┌──
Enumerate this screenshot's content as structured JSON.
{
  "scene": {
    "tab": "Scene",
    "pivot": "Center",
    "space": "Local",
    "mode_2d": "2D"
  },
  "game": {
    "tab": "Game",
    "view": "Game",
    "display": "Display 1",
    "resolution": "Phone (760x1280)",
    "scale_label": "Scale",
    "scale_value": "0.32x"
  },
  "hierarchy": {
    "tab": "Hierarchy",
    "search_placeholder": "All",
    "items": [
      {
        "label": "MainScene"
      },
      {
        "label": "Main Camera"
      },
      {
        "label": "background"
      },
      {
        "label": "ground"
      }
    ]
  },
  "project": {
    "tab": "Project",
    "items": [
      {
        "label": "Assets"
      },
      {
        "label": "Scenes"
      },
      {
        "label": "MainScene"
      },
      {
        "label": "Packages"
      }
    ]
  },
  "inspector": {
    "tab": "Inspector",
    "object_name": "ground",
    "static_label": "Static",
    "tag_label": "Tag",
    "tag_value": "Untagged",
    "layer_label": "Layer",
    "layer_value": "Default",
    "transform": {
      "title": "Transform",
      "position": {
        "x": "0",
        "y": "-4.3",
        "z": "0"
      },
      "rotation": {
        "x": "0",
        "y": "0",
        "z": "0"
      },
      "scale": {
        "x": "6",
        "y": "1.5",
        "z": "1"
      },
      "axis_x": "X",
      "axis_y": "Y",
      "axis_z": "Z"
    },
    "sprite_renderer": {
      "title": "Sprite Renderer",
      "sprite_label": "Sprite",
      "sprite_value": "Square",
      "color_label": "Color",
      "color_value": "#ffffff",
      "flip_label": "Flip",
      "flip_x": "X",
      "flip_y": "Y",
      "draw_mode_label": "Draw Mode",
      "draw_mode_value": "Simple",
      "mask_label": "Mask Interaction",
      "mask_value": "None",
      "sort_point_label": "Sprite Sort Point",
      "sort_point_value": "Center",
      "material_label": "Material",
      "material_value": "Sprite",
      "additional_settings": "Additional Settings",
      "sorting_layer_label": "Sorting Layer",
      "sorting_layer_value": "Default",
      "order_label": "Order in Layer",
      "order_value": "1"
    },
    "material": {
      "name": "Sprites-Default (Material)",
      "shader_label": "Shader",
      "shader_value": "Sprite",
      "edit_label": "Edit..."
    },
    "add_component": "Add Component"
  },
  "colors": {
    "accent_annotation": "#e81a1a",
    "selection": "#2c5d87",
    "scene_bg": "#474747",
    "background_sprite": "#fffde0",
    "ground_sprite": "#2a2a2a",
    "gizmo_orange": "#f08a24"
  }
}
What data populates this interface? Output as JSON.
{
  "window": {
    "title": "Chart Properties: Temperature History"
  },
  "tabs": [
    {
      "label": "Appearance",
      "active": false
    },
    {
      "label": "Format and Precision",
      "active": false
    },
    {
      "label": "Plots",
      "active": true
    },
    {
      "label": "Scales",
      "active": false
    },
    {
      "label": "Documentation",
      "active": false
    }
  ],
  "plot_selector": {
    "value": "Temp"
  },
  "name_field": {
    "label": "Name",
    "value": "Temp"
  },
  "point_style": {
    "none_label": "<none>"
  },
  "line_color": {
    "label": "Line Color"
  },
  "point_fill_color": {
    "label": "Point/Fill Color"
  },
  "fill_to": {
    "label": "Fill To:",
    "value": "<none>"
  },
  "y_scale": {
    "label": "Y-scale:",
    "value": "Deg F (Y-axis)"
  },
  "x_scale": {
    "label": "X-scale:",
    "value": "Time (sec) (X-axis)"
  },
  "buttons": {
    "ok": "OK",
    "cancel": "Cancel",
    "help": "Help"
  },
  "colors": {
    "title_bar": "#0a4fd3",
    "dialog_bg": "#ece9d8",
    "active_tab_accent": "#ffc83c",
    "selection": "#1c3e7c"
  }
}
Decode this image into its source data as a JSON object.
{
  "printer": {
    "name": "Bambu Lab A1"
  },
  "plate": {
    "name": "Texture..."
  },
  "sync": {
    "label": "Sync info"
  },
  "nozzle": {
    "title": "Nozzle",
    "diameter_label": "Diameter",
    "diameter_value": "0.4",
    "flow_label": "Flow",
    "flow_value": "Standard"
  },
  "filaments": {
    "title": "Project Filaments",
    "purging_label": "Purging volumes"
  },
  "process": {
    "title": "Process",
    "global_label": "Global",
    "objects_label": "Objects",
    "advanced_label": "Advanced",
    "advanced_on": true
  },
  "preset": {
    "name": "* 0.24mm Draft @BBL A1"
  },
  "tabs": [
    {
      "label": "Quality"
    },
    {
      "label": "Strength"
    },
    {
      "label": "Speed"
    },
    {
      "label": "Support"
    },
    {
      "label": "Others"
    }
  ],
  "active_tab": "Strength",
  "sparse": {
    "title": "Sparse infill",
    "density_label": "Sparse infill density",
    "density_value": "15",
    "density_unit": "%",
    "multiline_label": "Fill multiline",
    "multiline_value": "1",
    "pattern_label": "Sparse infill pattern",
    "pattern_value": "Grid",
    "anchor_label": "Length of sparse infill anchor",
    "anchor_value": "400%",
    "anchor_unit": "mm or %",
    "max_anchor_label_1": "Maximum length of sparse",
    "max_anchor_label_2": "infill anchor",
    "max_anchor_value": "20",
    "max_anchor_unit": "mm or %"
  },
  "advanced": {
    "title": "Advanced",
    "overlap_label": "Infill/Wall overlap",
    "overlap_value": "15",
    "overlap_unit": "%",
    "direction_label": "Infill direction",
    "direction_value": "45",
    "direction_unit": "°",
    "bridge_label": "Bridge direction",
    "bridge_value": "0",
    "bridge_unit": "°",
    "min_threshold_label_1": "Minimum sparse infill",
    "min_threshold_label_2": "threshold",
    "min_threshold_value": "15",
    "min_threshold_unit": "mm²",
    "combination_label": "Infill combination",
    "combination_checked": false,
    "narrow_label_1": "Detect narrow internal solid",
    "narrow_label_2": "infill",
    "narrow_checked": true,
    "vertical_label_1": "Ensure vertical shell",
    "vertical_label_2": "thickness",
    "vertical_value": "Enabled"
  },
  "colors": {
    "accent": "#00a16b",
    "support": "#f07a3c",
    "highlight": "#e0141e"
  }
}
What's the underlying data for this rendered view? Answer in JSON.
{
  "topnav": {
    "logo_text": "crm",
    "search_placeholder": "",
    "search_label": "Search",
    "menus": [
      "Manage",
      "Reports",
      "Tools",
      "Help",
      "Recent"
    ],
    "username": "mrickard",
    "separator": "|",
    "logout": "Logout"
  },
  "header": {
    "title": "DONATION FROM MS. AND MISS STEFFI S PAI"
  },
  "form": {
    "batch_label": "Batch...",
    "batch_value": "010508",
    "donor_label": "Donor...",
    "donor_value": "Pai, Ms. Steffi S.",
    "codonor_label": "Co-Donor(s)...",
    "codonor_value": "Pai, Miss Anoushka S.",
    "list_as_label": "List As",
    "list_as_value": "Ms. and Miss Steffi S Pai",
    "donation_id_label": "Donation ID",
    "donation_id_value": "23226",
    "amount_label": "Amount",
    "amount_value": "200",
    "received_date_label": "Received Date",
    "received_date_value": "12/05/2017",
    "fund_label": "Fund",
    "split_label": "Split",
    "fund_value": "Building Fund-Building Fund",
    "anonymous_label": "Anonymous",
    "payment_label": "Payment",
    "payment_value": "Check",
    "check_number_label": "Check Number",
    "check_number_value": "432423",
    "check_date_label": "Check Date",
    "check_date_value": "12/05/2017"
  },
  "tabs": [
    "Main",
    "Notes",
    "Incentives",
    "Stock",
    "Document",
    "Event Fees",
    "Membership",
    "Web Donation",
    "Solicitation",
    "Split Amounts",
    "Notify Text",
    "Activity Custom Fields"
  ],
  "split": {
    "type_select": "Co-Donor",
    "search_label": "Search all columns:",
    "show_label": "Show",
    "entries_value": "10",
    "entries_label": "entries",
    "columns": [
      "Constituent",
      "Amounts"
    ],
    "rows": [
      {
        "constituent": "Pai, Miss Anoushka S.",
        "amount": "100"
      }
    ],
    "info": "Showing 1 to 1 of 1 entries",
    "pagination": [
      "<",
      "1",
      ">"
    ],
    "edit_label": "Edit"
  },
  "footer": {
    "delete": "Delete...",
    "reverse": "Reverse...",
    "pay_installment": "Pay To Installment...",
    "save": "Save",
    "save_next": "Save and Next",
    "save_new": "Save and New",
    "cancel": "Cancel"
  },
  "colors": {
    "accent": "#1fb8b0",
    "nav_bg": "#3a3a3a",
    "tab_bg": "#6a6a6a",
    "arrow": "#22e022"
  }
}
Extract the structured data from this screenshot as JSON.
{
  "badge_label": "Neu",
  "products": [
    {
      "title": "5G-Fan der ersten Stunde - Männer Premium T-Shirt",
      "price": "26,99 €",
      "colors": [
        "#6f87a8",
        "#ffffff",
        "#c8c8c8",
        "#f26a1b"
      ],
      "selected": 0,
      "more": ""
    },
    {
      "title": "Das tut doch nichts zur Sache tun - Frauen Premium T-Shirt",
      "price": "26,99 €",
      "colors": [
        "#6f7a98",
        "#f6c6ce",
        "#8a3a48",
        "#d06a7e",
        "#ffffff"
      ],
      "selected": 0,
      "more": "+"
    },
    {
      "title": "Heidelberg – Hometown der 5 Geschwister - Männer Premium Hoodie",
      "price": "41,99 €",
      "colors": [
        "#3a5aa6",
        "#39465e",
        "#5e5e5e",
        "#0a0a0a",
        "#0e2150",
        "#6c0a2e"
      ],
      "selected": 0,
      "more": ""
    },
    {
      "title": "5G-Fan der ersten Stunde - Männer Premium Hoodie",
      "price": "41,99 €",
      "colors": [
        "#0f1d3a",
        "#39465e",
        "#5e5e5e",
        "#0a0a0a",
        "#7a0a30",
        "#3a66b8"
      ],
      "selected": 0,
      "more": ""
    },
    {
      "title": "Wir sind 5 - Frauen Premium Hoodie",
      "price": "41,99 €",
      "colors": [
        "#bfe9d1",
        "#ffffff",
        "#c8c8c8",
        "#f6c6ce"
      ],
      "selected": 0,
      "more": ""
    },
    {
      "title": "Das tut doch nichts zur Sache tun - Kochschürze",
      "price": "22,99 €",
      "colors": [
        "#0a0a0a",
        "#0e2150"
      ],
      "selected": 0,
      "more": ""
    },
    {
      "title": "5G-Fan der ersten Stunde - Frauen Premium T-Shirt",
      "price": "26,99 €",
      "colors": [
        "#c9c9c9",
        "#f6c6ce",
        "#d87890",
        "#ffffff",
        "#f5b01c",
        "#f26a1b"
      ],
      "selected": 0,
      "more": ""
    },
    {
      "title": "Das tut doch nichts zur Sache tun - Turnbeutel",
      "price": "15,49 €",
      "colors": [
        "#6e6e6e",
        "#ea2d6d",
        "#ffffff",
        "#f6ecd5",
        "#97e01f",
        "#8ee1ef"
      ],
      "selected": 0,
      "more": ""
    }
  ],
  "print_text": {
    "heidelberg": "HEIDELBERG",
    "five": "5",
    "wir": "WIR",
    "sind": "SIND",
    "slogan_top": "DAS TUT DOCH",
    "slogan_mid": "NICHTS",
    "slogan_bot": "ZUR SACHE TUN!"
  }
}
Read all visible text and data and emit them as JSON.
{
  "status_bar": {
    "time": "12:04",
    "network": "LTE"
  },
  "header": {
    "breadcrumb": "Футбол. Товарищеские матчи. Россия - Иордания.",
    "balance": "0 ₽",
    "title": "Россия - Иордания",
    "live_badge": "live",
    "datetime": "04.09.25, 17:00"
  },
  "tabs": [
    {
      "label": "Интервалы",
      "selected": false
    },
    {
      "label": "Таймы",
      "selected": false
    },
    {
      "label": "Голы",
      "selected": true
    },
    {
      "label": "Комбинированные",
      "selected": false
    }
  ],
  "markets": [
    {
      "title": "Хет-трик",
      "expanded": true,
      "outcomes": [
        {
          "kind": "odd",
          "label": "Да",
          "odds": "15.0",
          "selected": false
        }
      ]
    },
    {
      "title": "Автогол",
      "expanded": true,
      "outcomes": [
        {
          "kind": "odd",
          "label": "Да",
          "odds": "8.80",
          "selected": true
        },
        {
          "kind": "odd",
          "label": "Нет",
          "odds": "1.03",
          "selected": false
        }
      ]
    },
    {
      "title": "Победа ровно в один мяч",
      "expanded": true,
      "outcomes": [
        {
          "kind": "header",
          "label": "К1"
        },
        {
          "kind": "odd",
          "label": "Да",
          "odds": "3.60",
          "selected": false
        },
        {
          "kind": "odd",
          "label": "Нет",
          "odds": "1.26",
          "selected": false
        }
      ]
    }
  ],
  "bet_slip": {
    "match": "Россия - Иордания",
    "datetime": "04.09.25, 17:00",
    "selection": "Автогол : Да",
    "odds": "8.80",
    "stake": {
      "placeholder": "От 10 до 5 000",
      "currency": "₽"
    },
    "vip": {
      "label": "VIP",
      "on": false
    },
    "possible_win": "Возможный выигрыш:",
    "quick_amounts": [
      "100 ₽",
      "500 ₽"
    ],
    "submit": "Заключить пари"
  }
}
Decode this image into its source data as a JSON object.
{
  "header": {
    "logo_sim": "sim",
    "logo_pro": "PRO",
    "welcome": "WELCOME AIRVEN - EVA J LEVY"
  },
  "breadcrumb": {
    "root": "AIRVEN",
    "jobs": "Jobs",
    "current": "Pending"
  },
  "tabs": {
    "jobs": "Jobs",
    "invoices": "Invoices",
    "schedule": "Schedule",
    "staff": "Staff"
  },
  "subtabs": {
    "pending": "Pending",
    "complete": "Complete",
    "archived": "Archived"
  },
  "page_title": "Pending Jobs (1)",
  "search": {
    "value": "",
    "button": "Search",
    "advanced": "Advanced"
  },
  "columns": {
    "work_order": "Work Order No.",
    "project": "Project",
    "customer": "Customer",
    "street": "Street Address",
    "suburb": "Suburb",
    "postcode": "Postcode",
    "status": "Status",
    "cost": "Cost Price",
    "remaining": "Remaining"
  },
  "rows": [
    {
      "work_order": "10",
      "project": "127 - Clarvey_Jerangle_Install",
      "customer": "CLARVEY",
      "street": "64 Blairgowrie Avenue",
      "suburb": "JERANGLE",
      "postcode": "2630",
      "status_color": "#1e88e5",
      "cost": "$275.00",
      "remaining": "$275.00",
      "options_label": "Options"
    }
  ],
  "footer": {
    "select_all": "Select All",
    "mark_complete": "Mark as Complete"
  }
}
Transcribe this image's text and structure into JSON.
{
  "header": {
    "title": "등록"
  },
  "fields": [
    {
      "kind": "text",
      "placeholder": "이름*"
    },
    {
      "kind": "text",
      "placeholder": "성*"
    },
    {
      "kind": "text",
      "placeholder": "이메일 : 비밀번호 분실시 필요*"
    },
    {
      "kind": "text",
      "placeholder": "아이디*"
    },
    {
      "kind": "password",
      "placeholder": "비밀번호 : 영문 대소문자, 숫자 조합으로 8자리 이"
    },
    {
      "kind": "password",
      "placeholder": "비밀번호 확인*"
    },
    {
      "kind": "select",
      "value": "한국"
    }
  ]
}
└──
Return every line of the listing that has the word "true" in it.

_Result of the exercise_
      "active": true
    "advanced_on": true
    "narrow_checked": true,
      "selected": true
      "expanded": true,
      "expanded": true,
          "selected": true
      "expanded": true,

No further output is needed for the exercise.